§ **Exercise**:
Leave the images out. Give every line below again, precisely.

(Dataset entries begins)

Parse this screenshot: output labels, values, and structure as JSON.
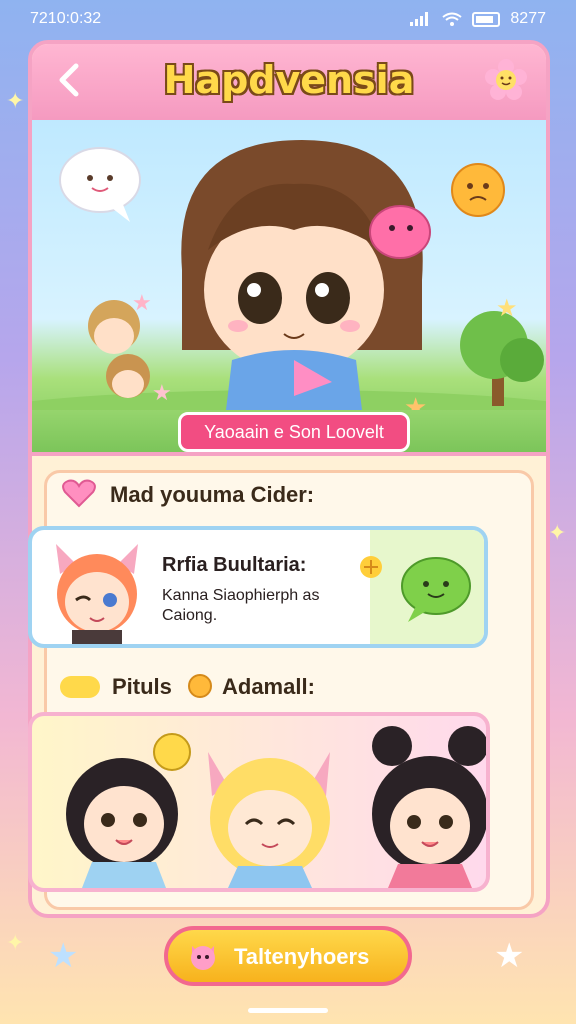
{
  "status_bar": {
    "time": "7210:0:32",
    "battery_text": "8277"
  },
  "header": {
    "title": "Hapdvensia"
  },
  "hero": {
    "caption": "Yaoaain e Son Loovelt"
  },
  "section1": {
    "title": "Mad youuma Cider:"
  },
  "character_row": {
    "name": "Rrfia Buultaria:",
    "description": "Kanna Siaophierph as Caiong."
  },
  "section2": {
    "title": "Pituls",
    "title_suffix": "Adamall:"
  },
  "cta": {
    "label": "Taltenyhoers"
  },
  "colors": {
    "accent_pink": "#f24d82",
    "header_pink": "#f59ac0",
    "cta_yellow": "#f7b21d"
  }
}
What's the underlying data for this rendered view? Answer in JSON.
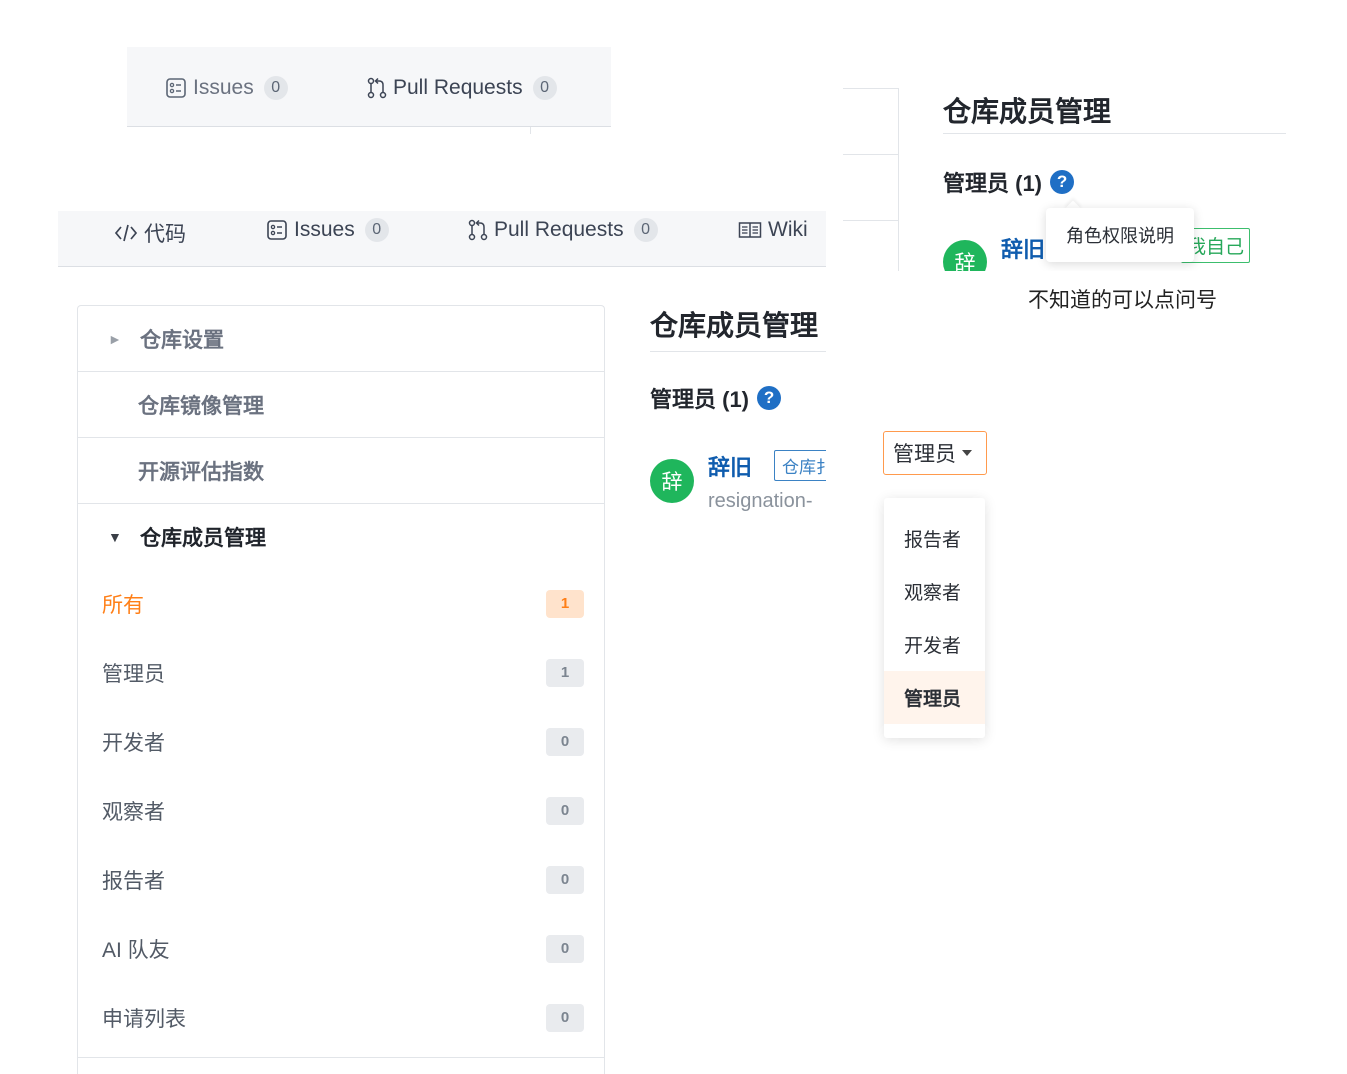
{
  "tabbar_top": {
    "issues": {
      "label": "Issues",
      "count": "0"
    },
    "pull_requests": {
      "label": "Pull Requests",
      "count": "0"
    }
  },
  "tabbar_main": {
    "code": {
      "label": "代码"
    },
    "issues": {
      "label": "Issues",
      "count": "0"
    },
    "pull_requests": {
      "label": "Pull Requests",
      "count": "0"
    },
    "wiki": {
      "label": "Wiki"
    }
  },
  "sidebar": {
    "repo_settings": "仓库设置",
    "mirror_management": "仓库镜像管理",
    "open_source_index": "开源评估指数",
    "member_management": "仓库成员管理",
    "members": [
      {
        "label": "所有",
        "count": "1",
        "active": true
      },
      {
        "label": "管理员",
        "count": "1"
      },
      {
        "label": "开发者",
        "count": "0"
      },
      {
        "label": "观察者",
        "count": "0"
      },
      {
        "label": "报告者",
        "count": "0"
      },
      {
        "label": "AI 队友",
        "count": "0"
      },
      {
        "label": "申请列表",
        "count": "0"
      }
    ]
  },
  "main": {
    "title": "仓库成员管理",
    "section": "管理员 (1)",
    "help_icon": "?",
    "member": {
      "avatar": "辞",
      "name": "辞旧",
      "role_tag": "仓库扌",
      "login": "resignation-"
    }
  },
  "popup": {
    "title": "仓库成员管理",
    "section": "管理员 (1)",
    "help_icon": "?",
    "tooltip": "角色权限说明",
    "avatar": "辞",
    "name": "辞旧",
    "self_tag": "我自己",
    "note": "不知道的可以点问号"
  },
  "role_select": {
    "value": "管理员",
    "options": [
      {
        "label": "报告者"
      },
      {
        "label": "观察者"
      },
      {
        "label": "开发者"
      },
      {
        "label": "管理员",
        "selected": true
      }
    ]
  },
  "colors": {
    "accent": "#ff7f17",
    "link": "#0f5cae",
    "avatar": "#1fb65c",
    "help": "#1f6fc5"
  },
  "icons": [
    "issues-icon",
    "pull-request-icon",
    "code-icon",
    "wiki-icon",
    "caret-right-icon",
    "caret-down-icon",
    "help-icon",
    "chevron-down-icon"
  ]
}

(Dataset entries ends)

§ **Exercise output**:
Parse this screenshot: output labels, values, and structure as JSON.
{
  "status_bar": {
    "time": "7210:0:32",
    "battery_text": "8277"
  },
  "header": {
    "title": "Hapdvensia"
  },
  "hero": {
    "caption": "Yaoaain e Son Loovelt"
  },
  "section1": {
    "title": "Mad youuma Cider:"
  },
  "character_row": {
    "name": "Rrfia Buultaria:",
    "description": "Kanna Siaophierph as Caiong."
  },
  "section2": {
    "title": "Pituls",
    "title_suffix": "Adamall:"
  },
  "cta": {
    "label": "Taltenyhoers"
  },
  "colors": {
    "accent_pink": "#f24d82",
    "header_pink": "#f59ac0",
    "cta_yellow": "#f7b21d"
  }
}
What's the underlying data for this rendered view? Answer in JSON.
{
  "tabbar_top": {
    "issues": {
      "label": "Issues",
      "count": "0"
    },
    "pull_requests": {
      "label": "Pull Requests",
      "count": "0"
    }
  },
  "tabbar_main": {
    "code": {
      "label": "代码"
    },
    "issues": {
      "label": "Issues",
      "count": "0"
    },
    "pull_requests": {
      "label": "Pull Requests",
      "count": "0"
    },
    "wiki": {
      "label": "Wiki"
    }
  },
  "sidebar": {
    "repo_settings": "仓库设置",
    "mirror_management": "仓库镜像管理",
    "open_source_index": "开源评估指数",
    "member_management": "仓库成员管理",
    "members": [
      {
        "label": "所有",
        "count": "1",
        "active": true
      },
      {
        "label": "管理员",
        "count": "1"
      },
      {
        "label": "开发者",
        "count": "0"
      },
      {
        "label": "观察者",
        "count": "0"
      },
      {
        "label": "报告者",
        "count": "0"
      },
      {
        "label": "AI 队友",
        "count": "0"
      },
      {
        "label": "申请列表",
        "count": "0"
      }
    ]
  },
  "main": {
    "title": "仓库成员管理",
    "section": "管理员 (1)",
    "help_icon": "?",
    "member": {
      "avatar": "辞",
      "name": "辞旧",
      "role_tag": "仓库扌",
      "login": "resignation-"
    }
  },
  "popup": {
    "title": "仓库成员管理",
    "section": "管理员 (1)",
    "help_icon": "?",
    "tooltip": "角色权限说明",
    "avatar": "辞",
    "name": "辞旧",
    "self_tag": "我自己",
    "note": "不知道的可以点问号"
  },
  "role_select": {
    "value": "管理员",
    "options": [
      {
        "label": "报告者"
      },
      {
        "label": "观察者"
      },
      {
        "label": "开发者"
      },
      {
        "label": "管理员",
        "selected": true
      }
    ]
  },
  "colors": {
    "accent": "#ff7f17",
    "link": "#0f5cae",
    "avatar": "#1fb65c",
    "help": "#1f6fc5"
  },
  "icons": [
    "issues-icon",
    "pull-request-icon",
    "code-icon",
    "wiki-icon",
    "caret-right-icon",
    "caret-down-icon",
    "help-icon",
    "chevron-down-icon"
  ]
}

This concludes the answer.